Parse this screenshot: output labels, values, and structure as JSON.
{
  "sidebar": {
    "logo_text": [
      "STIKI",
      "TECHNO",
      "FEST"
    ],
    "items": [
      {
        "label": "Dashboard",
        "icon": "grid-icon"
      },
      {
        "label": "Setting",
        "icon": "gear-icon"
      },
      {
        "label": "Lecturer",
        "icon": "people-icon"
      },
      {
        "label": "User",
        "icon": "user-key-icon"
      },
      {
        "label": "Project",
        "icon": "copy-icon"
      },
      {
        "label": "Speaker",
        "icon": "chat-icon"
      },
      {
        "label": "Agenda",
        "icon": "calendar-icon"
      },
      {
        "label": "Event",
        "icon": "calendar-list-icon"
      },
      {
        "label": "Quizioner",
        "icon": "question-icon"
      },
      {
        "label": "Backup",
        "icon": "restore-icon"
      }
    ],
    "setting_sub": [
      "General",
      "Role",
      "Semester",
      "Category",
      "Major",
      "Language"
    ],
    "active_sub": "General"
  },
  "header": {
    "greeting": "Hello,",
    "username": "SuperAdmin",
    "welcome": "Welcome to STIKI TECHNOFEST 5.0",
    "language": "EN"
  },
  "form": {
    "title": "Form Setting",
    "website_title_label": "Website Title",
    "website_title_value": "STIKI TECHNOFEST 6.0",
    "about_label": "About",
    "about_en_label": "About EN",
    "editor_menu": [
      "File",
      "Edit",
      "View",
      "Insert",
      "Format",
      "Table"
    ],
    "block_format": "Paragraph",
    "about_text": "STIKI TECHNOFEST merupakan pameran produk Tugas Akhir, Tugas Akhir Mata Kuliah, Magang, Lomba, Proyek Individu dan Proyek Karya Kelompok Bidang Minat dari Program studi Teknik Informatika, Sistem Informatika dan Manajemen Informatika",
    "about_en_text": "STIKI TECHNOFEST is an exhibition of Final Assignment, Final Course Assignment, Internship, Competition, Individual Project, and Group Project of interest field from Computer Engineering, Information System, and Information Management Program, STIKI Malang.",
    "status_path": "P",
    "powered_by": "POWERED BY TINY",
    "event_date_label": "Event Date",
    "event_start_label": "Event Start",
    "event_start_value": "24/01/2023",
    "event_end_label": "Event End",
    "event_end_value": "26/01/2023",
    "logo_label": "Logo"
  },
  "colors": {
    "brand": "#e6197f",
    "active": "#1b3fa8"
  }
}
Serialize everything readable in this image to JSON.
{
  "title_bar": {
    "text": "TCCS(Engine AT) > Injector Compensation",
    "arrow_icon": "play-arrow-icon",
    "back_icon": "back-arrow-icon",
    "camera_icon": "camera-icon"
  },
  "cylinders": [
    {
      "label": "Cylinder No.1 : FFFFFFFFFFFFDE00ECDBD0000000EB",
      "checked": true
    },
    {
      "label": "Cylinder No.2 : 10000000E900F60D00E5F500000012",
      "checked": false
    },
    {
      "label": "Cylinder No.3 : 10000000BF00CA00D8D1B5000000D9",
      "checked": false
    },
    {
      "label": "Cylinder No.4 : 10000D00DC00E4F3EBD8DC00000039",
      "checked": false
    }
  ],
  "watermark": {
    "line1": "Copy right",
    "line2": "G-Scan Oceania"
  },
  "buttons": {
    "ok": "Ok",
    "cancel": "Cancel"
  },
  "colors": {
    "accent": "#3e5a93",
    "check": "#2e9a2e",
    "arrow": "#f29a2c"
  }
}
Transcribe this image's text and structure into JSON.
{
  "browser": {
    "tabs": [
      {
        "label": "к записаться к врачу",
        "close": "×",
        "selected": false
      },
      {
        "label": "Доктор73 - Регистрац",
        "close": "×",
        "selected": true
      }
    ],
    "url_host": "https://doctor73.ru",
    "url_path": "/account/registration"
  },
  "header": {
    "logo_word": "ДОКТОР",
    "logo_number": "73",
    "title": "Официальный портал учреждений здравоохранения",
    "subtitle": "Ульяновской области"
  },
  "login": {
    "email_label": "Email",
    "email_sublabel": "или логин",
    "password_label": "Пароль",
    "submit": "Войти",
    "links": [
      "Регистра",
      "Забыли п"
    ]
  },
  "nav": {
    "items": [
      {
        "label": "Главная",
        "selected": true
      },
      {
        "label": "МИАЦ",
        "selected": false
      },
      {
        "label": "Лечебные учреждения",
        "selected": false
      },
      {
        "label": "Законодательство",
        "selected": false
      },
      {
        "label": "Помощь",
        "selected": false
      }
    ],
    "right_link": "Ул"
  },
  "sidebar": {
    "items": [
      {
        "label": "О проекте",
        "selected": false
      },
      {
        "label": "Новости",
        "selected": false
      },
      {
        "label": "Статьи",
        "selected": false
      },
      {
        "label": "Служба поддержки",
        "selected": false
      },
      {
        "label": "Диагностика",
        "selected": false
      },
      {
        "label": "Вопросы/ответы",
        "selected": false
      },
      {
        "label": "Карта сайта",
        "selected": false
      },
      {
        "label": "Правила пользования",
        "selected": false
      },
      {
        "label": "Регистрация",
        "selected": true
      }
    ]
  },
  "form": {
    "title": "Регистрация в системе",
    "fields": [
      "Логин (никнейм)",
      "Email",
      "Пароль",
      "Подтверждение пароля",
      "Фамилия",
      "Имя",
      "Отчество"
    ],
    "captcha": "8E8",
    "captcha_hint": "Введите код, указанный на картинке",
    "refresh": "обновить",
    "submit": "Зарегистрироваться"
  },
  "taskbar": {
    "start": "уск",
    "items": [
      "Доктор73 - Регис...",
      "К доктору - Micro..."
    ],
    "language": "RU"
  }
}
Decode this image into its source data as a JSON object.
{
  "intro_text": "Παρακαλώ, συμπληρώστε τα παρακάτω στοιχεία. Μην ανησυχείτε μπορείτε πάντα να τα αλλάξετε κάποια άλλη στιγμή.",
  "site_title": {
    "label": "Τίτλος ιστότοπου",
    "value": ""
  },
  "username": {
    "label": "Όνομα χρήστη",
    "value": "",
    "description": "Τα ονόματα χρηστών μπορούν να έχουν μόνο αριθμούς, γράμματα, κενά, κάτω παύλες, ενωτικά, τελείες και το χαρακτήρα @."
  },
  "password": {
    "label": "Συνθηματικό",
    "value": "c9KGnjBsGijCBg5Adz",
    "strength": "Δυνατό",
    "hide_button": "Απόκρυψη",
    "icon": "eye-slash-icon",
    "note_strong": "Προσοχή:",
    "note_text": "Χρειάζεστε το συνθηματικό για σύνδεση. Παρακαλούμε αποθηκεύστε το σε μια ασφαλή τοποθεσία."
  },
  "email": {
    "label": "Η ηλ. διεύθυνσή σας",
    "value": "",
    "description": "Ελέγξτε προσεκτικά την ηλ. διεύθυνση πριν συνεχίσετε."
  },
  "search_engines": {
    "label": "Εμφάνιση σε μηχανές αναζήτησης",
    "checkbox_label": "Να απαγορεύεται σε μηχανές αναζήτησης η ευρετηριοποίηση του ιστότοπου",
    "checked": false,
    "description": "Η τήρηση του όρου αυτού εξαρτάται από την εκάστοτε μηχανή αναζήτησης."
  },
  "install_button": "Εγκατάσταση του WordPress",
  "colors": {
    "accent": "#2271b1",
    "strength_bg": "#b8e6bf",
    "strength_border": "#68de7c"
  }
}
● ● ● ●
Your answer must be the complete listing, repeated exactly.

### SOLUTION FOR THIS PROBLEM
Parse this screenshot: output labels, values, and structure as JSON.
{
  "sidebar": {
    "logo_text": [
      "STIKI",
      "TECHNO",
      "FEST"
    ],
    "items": [
      {
        "label": "Dashboard",
        "icon": "grid-icon"
      },
      {
        "label": "Setting",
        "icon": "gear-icon"
      },
      {
        "label": "Lecturer",
        "icon": "people-icon"
      },
      {
        "label": "User",
        "icon": "user-key-icon"
      },
      {
        "label": "Project",
        "icon": "copy-icon"
      },
      {
        "label": "Speaker",
        "icon": "chat-icon"
      },
      {
        "label": "Agenda",
        "icon": "calendar-icon"
      },
      {
        "label": "Event",
        "icon": "calendar-list-icon"
      },
      {
        "label": "Quizioner",
        "icon": "question-icon"
      },
      {
        "label": "Backup",
        "icon": "restore-icon"
      }
    ],
    "setting_sub": [
      "General",
      "Role",
      "Semester",
      "Category",
      "Major",
      "Language"
    ],
    "active_sub": "General"
  },
  "header": {
    "greeting": "Hello,",
    "username": "SuperAdmin",
    "welcome": "Welcome to STIKI TECHNOFEST 5.0",
    "language": "EN"
  },
  "form": {
    "title": "Form Setting",
    "website_title_label": "Website Title",
    "website_title_value": "STIKI TECHNOFEST 6.0",
    "about_label": "About",
    "about_en_label": "About EN",
    "editor_menu": [
      "File",
      "Edit",
      "View",
      "Insert",
      "Format",
      "Table"
    ],
    "block_format": "Paragraph",
    "about_text": "STIKI TECHNOFEST merupakan pameran produk Tugas Akhir, Tugas Akhir Mata Kuliah, Magang, Lomba, Proyek Individu dan Proyek Karya Kelompok Bidang Minat dari Program studi Teknik Informatika, Sistem Informatika dan Manajemen Informatika",
    "about_en_text": "STIKI TECHNOFEST is an exhibition of Final Assignment, Final Course Assignment, Internship, Competition, Individual Project, and Group Project of interest field from Computer Engineering, Information System, and Information Management Program, STIKI Malang.",
    "status_path": "P",
    "powered_by": "POWERED BY TINY",
    "event_date_label": "Event Date",
    "event_start_label": "Event Start",
    "event_start_value": "24/01/2023",
    "event_end_label": "Event End",
    "event_end_value": "26/01/2023",
    "logo_label": "Logo"
  },
  "colors": {
    "brand": "#e6197f",
    "active": "#1b3fa8"
  }
}
Serialize everything readable in this image to JSON.
{
  "title_bar": {
    "text": "TCCS(Engine AT) > Injector Compensation",
    "arrow_icon": "play-arrow-icon",
    "back_icon": "back-arrow-icon",
    "camera_icon": "camera-icon"
  },
  "cylinders": [
    {
      "label": "Cylinder No.1 : FFFFFFFFFFFFDE00ECDBD0000000EB",
      "checked": true
    },
    {
      "label": "Cylinder No.2 : 10000000E900F60D00E5F500000012",
      "checked": false
    },
    {
      "label": "Cylinder No.3 : 10000000BF00CA00D8D1B5000000D9",
      "checked": false
    },
    {
      "label": "Cylinder No.4 : 10000D00DC00E4F3EBD8DC00000039",
      "checked": false
    }
  ],
  "watermark": {
    "line1": "Copy right",
    "line2": "G-Scan Oceania"
  },
  "buttons": {
    "ok": "Ok",
    "cancel": "Cancel"
  },
  "colors": {
    "accent": "#3e5a93",
    "check": "#2e9a2e",
    "arrow": "#f29a2c"
  }
}
Transcribe this image's text and structure into JSON.
{
  "browser": {
    "tabs": [
      {
        "label": "к записаться к врачу",
        "close": "×",
        "selected": false
      },
      {
        "label": "Доктор73 - Регистрац",
        "close": "×",
        "selected": true
      }
    ],
    "url_host": "https://doctor73.ru",
    "url_path": "/account/registration"
  },
  "header": {
    "logo_word": "ДОКТОР",
    "logo_number": "73",
    "title": "Официальный портал учреждений здравоохранения",
    "subtitle": "Ульяновской области"
  },
  "login": {
    "email_label": "Email",
    "email_sublabel": "или логин",
    "password_label": "Пароль",
    "submit": "Войти",
    "links": [
      "Регистра",
      "Забыли п"
    ]
  },
  "nav": {
    "items": [
      {
        "label": "Главная",
        "selected": true
      },
      {
        "label": "МИАЦ",
        "selected": false
      },
      {
        "label": "Лечебные учреждения",
        "selected": false
      },
      {
        "label": "Законодательство",
        "selected": false
      },
      {
        "label": "Помощь",
        "selected": false
      }
    ],
    "right_link": "Ул"
  },
  "sidebar": {
    "items": [
      {
        "label": "О проекте",
        "selected": false
      },
      {
        "label": "Новости",
        "selected": false
      },
      {
        "label": "Статьи",
        "selected": false
      },
      {
        "label": "Служба поддержки",
        "selected": false
      },
      {
        "label": "Диагностика",
        "selected": false
      },
      {
        "label": "Вопросы/ответы",
        "selected": false
      },
      {
        "label": "Карта сайта",
        "selected": false
      },
      {
        "label": "Правила пользования",
        "selected": false
      },
      {
        "label": "Регистрация",
        "selected": true
      }
    ]
  },
  "form": {
    "title": "Регистрация в системе",
    "fields": [
      "Логин (никнейм)",
      "Email",
      "Пароль",
      "Подтверждение пароля",
      "Фамилия",
      "Имя",
      "Отчество"
    ],
    "captcha": "8E8",
    "captcha_hint": "Введите код, указанный на картинке",
    "refresh": "обновить",
    "submit": "Зарегистрироваться"
  },
  "taskbar": {
    "start": "уск",
    "items": [
      "Доктор73 - Регис...",
      "К доктору - Micro..."
    ],
    "language": "RU"
  }
}
Decode this image into its source data as a JSON object.
{
  "intro_text": "Παρακαλώ, συμπληρώστε τα παρακάτω στοιχεία. Μην ανησυχείτε μπορείτε πάντα να τα αλλάξετε κάποια άλλη στιγμή.",
  "site_title": {
    "label": "Τίτλος ιστότοπου",
    "value": ""
  },
  "username": {
    "label": "Όνομα χρήστη",
    "value": "",
    "description": "Τα ονόματα χρηστών μπορούν να έχουν μόνο αριθμούς, γράμματα, κενά, κάτω παύλες, ενωτικά, τελείες και το χαρακτήρα @."
  },
  "password": {
    "label": "Συνθηματικό",
    "value": "c9KGnjBsGijCBg5Adz",
    "strength": "Δυνατό",
    "hide_button": "Απόκρυψη",
    "icon": "eye-slash-icon",
    "note_strong": "Προσοχή:",
    "note_text": "Χρειάζεστε το συνθηματικό για σύνδεση. Παρακαλούμε αποθηκεύστε το σε μια ασφαλή τοποθεσία."
  },
  "email": {
    "label": "Η ηλ. διεύθυνσή σας",
    "value": "",
    "description": "Ελέγξτε προσεκτικά την ηλ. διεύθυνση πριν συνεχίσετε."
  },
  "search_engines": {
    "label": "Εμφάνιση σε μηχανές αναζήτησης",
    "checkbox_label": "Να απαγορεύεται σε μηχανές αναζήτησης η ευρετηριοποίηση του ιστότοπου",
    "checked": false,
    "description": "Η τήρηση του όρου αυτού εξαρτάται από την εκάστοτε μηχανή αναζήτησης."
  },
  "install_button": "Εγκατάσταση του WordPress",
  "colors": {
    "accent": "#2271b1",
    "strength_bg": "#b8e6bf",
    "strength_border": "#68de7c"
  }
}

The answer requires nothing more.